# PROBLEM TO WORK ON:
With no addition or omission, return the entries below.

___ PROVIDED RECORDS ___

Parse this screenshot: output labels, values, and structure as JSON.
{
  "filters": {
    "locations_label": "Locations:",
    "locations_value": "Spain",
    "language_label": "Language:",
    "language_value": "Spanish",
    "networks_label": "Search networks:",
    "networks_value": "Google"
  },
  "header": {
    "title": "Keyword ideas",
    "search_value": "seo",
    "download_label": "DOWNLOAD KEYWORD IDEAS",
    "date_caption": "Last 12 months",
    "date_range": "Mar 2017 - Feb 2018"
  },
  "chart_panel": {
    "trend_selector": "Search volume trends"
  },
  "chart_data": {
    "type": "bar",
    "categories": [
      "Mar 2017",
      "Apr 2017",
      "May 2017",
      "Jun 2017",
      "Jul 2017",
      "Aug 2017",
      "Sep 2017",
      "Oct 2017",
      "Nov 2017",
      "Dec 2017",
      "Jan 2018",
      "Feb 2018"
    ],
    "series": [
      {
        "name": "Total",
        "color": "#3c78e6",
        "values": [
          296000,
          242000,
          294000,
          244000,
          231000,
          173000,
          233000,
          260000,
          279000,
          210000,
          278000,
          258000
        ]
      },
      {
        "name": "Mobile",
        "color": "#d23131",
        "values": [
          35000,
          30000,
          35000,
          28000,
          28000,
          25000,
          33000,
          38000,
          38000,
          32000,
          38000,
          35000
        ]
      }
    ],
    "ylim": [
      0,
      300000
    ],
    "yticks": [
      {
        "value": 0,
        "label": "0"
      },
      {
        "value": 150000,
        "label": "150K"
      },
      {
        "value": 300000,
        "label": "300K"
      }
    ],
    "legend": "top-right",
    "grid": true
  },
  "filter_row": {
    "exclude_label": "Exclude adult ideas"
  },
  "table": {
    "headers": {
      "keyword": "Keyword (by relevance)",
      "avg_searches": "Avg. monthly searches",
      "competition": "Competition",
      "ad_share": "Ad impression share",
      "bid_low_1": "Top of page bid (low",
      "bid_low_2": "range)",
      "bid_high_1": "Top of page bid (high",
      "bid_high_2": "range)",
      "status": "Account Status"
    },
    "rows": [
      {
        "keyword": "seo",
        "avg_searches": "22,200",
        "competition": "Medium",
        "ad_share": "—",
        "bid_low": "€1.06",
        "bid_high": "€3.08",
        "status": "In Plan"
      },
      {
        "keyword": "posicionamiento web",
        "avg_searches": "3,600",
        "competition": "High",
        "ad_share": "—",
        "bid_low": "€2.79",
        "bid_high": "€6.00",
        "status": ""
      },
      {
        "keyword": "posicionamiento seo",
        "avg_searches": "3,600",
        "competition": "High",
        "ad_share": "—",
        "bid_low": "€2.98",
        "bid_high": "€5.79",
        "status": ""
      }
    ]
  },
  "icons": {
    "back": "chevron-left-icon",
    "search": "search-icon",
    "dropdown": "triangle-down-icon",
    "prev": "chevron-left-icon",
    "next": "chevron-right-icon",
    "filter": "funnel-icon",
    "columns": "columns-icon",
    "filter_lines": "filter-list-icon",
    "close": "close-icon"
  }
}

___

# EXERCISE SOLUTION:
Parse this screenshot: output labels, values, and structure as JSON.
{
  "filters": {
    "locations_label": "Locations:",
    "locations_value": "Spain",
    "language_label": "Language:",
    "language_value": "Spanish",
    "networks_label": "Search networks:",
    "networks_value": "Google"
  },
  "header": {
    "title": "Keyword ideas",
    "search_value": "seo",
    "download_label": "DOWNLOAD KEYWORD IDEAS",
    "date_caption": "Last 12 months",
    "date_range": "Mar 2017 - Feb 2018"
  },
  "chart_panel": {
    "trend_selector": "Search volume trends"
  },
  "chart_data": {
    "type": "bar",
    "categories": [
      "Mar 2017",
      "Apr 2017",
      "May 2017",
      "Jun 2017",
      "Jul 2017",
      "Aug 2017",
      "Sep 2017",
      "Oct 2017",
      "Nov 2017",
      "Dec 2017",
      "Jan 2018",
      "Feb 2018"
    ],
    "series": [
      {
        "name": "Total",
        "color": "#3c78e6",
        "values": [
          296000,
          242000,
          294000,
          244000,
          231000,
          173000,
          233000,
          260000,
          279000,
          210000,
          278000,
          258000
        ]
      },
      {
        "name": "Mobile",
        "color": "#d23131",
        "values": [
          35000,
          30000,
          35000,
          28000,
          28000,
          25000,
          33000,
          38000,
          38000,
          32000,
          38000,
          35000
        ]
      }
    ],
    "ylim": [
      0,
      300000
    ],
    "yticks": [
      {
        "value": 0,
        "label": "0"
      },
      {
        "value": 150000,
        "label": "150K"
      },
      {
        "value": 300000,
        "label": "300K"
      }
    ],
    "legend": "top-right",
    "grid": true
  },
  "filter_row": {
    "exclude_label": "Exclude adult ideas"
  },
  "table": {
    "headers": {
      "keyword": "Keyword (by relevance)",
      "avg_searches": "Avg. monthly searches",
      "competition": "Competition",
      "ad_share": "Ad impression share",
      "bid_low_1": "Top of page bid (low",
      "bid_low_2": "range)",
      "bid_high_1": "Top of page bid (high",
      "bid_high_2": "range)",
      "status": "Account Status"
    },
    "rows": [
      {
        "keyword": "seo",
        "avg_searches": "22,200",
        "competition": "Medium",
        "ad_share": "—",
        "bid_low": "€1.06",
        "bid_high": "€3.08",
        "status": "In Plan"
      },
      {
        "keyword": "posicionamiento web",
        "avg_searches": "3,600",
        "competition": "High",
        "ad_share": "—",
        "bid_low": "€2.79",
        "bid_high": "€6.00",
        "status": ""
      },
      {
        "keyword": "posicionamiento seo",
        "avg_searches": "3,600",
        "competition": "High",
        "ad_share": "—",
        "bid_low": "€2.98",
        "bid_high": "€5.79",
        "status": ""
      }
    ]
  },
  "icons": {
    "back": "chevron-left-icon",
    "search": "search-icon",
    "dropdown": "triangle-down-icon",
    "prev": "chevron-left-icon",
    "next": "chevron-right-icon",
    "filter": "funnel-icon",
    "columns": "columns-icon",
    "filter_lines": "filter-list-icon",
    "close": "close-icon"
  }
}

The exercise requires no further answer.